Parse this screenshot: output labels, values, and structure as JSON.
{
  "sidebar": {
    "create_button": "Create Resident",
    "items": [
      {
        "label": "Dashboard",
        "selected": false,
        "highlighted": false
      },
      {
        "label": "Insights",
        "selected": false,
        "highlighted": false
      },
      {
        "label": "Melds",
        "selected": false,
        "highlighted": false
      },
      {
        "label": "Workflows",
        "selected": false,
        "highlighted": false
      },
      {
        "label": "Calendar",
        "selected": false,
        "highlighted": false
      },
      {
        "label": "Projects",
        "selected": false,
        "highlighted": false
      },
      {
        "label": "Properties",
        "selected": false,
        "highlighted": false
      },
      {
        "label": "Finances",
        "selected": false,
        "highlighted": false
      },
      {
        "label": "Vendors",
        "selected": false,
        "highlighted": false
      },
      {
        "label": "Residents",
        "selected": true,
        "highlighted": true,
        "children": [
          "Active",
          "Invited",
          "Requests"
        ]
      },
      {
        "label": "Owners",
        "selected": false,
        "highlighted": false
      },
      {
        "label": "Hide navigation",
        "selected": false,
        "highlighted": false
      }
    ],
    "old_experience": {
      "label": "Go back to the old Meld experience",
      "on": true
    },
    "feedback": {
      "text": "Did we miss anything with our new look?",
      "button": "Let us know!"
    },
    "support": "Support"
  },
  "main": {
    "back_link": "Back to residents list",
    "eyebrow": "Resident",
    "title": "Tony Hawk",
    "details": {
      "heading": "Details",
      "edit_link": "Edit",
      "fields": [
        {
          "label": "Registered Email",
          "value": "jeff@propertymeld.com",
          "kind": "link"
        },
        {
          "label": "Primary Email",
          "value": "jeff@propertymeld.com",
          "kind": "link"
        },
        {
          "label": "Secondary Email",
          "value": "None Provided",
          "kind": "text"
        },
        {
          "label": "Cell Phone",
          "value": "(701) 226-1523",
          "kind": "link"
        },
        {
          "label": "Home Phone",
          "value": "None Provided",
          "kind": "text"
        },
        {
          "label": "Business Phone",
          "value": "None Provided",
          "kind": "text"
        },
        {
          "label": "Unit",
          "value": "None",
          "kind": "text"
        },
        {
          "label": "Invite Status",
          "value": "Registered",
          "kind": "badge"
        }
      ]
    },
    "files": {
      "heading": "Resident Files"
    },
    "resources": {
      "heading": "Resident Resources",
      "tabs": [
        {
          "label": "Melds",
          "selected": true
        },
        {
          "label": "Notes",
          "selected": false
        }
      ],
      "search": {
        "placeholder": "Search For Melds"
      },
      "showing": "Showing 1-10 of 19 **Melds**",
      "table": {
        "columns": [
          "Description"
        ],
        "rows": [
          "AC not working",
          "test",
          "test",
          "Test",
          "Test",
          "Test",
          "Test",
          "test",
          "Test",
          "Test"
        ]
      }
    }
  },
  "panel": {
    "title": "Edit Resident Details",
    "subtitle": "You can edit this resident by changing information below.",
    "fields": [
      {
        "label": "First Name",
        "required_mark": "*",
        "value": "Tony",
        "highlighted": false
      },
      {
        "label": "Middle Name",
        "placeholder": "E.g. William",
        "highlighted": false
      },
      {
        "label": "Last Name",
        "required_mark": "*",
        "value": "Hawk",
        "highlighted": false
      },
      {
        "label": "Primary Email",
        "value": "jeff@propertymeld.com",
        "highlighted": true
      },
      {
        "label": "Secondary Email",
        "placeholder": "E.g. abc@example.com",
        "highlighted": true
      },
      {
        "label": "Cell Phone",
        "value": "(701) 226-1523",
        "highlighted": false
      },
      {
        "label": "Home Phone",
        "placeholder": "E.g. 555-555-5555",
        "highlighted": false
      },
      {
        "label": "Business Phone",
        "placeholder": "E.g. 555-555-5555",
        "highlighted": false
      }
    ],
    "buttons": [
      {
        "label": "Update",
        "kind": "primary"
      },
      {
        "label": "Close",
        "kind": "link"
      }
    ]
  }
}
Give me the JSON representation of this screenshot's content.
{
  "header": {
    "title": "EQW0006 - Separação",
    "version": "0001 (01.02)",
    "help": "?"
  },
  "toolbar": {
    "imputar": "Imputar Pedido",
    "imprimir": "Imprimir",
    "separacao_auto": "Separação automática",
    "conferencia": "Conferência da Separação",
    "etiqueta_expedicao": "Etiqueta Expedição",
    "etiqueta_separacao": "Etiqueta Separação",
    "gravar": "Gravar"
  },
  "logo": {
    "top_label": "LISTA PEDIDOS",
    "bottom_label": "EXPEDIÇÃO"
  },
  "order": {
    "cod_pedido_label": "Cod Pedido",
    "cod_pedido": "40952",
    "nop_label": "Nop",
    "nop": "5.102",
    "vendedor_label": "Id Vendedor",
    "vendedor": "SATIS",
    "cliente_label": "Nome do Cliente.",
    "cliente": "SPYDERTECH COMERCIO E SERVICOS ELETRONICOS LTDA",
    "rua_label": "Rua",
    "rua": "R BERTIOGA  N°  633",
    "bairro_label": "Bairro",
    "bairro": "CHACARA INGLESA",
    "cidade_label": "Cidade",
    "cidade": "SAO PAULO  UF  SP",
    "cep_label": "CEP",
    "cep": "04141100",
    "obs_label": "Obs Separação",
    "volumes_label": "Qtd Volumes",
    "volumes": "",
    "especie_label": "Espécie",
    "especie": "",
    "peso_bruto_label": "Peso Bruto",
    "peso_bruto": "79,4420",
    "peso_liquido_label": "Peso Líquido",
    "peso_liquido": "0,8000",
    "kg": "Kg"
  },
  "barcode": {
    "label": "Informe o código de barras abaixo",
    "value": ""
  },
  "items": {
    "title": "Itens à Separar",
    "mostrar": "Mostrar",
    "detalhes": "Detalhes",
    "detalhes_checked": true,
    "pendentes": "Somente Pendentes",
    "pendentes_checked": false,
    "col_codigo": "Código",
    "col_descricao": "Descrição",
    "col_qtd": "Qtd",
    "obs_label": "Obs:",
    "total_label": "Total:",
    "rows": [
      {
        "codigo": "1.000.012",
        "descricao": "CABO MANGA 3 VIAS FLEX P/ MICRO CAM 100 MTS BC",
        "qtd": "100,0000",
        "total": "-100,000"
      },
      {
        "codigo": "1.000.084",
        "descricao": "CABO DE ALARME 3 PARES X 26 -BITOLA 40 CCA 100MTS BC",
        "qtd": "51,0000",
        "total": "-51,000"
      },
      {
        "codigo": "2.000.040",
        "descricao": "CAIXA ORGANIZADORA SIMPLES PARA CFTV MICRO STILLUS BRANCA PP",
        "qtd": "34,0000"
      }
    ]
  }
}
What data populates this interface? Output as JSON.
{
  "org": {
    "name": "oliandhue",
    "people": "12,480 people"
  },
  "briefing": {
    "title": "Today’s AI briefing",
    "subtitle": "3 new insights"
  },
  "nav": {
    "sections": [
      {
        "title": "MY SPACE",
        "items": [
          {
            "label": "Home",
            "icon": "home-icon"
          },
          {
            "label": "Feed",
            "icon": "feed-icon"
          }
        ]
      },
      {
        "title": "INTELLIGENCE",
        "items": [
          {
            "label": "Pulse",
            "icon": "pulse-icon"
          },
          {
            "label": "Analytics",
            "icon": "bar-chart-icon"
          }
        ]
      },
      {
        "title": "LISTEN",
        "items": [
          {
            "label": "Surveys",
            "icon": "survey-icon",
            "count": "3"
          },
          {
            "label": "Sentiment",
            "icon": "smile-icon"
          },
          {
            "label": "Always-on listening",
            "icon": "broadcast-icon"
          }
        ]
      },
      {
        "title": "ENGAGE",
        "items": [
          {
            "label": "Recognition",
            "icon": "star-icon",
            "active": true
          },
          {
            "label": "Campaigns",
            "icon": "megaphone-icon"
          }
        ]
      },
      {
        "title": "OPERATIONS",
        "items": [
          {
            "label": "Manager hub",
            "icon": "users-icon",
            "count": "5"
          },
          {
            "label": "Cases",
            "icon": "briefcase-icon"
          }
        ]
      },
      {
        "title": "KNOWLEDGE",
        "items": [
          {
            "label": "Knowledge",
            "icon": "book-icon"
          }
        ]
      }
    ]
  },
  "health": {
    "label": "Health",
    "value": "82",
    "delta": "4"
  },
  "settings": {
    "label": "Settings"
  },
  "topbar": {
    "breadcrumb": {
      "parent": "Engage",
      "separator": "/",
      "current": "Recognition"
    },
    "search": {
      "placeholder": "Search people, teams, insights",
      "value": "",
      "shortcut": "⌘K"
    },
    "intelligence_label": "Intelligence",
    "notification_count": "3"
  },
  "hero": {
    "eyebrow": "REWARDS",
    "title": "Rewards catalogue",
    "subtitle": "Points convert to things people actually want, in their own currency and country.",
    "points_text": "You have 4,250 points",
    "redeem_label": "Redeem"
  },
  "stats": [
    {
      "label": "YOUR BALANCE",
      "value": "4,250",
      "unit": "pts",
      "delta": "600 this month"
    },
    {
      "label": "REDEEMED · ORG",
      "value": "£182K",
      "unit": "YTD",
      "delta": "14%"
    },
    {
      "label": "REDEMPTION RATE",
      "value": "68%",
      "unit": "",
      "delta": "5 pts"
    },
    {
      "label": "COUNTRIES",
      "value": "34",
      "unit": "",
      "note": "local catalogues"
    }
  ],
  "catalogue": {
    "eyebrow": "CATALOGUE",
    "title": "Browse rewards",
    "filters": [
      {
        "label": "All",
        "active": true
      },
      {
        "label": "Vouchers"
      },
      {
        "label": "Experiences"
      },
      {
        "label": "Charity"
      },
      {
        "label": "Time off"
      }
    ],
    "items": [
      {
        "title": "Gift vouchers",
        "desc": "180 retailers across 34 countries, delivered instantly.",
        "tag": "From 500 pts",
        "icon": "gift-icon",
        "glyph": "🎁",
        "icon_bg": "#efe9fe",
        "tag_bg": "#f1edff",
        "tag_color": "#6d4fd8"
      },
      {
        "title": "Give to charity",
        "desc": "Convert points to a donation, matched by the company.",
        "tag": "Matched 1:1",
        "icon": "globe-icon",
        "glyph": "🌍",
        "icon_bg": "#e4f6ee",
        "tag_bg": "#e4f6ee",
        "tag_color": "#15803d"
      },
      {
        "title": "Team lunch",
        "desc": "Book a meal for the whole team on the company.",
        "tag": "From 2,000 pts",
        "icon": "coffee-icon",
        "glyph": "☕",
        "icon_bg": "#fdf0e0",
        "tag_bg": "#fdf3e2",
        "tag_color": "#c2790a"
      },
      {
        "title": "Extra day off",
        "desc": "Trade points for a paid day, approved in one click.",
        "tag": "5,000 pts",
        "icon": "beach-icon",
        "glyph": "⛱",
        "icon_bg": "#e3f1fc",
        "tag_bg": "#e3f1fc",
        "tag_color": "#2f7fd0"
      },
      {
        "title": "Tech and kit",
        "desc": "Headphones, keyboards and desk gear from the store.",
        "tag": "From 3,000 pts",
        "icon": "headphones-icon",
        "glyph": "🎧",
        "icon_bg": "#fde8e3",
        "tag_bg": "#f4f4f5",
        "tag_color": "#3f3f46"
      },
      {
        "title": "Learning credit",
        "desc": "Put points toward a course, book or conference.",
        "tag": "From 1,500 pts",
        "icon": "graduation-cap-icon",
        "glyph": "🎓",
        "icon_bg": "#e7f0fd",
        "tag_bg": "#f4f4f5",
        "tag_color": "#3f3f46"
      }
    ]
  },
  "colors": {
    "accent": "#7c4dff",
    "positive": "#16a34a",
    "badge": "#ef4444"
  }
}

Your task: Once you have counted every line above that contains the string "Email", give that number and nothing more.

Reply to the exercise: 5